*Items listed in a dataset*:

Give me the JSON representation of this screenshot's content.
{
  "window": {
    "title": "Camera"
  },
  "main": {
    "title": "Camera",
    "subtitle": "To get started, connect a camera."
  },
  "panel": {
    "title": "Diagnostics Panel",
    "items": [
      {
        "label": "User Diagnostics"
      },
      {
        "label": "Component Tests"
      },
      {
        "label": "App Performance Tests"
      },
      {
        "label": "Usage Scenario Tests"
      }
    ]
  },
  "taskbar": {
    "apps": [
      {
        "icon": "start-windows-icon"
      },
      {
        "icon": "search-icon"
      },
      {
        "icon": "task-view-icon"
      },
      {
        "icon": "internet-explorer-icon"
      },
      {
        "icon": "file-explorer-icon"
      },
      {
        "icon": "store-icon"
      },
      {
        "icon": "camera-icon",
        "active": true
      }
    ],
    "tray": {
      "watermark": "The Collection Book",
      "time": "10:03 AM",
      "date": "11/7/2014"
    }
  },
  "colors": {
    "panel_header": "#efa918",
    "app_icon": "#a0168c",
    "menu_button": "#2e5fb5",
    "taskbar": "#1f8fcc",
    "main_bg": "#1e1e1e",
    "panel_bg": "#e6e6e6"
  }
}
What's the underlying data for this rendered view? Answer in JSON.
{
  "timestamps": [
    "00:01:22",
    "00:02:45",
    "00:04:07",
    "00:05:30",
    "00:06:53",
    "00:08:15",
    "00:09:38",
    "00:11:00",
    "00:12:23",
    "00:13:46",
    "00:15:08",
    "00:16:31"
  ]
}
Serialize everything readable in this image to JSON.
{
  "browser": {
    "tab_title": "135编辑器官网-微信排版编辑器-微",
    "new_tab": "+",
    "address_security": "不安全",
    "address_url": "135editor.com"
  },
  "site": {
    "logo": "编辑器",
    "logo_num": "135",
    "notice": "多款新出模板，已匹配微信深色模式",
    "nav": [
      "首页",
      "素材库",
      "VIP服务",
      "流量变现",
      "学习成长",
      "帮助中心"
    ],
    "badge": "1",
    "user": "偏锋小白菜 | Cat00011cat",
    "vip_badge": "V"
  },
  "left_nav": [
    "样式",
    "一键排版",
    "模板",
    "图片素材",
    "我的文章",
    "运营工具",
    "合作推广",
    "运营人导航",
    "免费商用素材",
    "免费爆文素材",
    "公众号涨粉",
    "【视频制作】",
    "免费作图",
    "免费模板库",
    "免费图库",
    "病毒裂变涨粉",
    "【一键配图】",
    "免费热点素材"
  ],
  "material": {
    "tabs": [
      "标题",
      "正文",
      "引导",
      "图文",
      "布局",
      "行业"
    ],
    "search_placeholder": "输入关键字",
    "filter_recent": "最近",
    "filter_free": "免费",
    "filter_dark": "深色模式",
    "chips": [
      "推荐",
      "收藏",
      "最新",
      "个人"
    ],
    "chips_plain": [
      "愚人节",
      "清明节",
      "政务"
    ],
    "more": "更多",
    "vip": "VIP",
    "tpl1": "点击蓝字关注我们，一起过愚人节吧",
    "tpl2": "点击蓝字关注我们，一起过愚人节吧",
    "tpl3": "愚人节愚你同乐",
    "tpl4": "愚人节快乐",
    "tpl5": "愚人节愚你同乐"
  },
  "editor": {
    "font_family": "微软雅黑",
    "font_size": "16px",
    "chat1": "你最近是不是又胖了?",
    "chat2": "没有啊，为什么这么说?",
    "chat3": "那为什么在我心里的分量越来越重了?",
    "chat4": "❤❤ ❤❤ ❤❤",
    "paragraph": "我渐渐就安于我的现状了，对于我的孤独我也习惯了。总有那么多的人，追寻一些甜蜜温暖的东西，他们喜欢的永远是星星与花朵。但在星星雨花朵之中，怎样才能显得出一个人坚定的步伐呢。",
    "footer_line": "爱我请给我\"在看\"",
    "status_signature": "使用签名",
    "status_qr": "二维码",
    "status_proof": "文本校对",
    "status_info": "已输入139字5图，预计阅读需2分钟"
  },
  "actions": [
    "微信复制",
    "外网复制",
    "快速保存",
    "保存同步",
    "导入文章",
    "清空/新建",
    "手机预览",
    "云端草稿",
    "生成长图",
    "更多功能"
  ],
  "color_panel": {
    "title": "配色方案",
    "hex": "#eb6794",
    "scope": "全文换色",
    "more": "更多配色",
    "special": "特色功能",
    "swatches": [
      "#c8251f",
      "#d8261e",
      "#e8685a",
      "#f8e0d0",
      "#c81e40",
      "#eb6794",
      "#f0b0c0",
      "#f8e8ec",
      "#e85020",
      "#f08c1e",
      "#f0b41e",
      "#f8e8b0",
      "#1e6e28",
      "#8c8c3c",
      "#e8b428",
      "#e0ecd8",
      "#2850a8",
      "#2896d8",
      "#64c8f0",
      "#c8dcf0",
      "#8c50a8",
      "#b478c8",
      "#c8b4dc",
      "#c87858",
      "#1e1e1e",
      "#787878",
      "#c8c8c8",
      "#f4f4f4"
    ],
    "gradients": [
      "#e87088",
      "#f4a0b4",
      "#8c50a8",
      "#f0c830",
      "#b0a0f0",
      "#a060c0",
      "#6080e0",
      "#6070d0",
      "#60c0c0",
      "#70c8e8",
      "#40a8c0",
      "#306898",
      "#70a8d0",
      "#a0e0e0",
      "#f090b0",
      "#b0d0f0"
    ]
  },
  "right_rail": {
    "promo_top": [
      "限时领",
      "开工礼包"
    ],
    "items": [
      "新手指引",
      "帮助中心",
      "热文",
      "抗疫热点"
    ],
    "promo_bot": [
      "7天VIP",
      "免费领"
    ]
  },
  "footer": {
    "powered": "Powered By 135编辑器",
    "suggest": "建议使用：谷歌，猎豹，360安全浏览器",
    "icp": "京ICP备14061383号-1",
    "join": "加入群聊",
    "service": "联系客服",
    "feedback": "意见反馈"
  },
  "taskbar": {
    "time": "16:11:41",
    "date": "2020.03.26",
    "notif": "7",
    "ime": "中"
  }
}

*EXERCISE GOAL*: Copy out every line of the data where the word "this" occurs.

*TASK SOLUTION*:
Give me the JSON representation of this screenshot's content.
What's the underlying data for this rendered view? Answer in JSON.
Serialize everything readable in this image to JSON.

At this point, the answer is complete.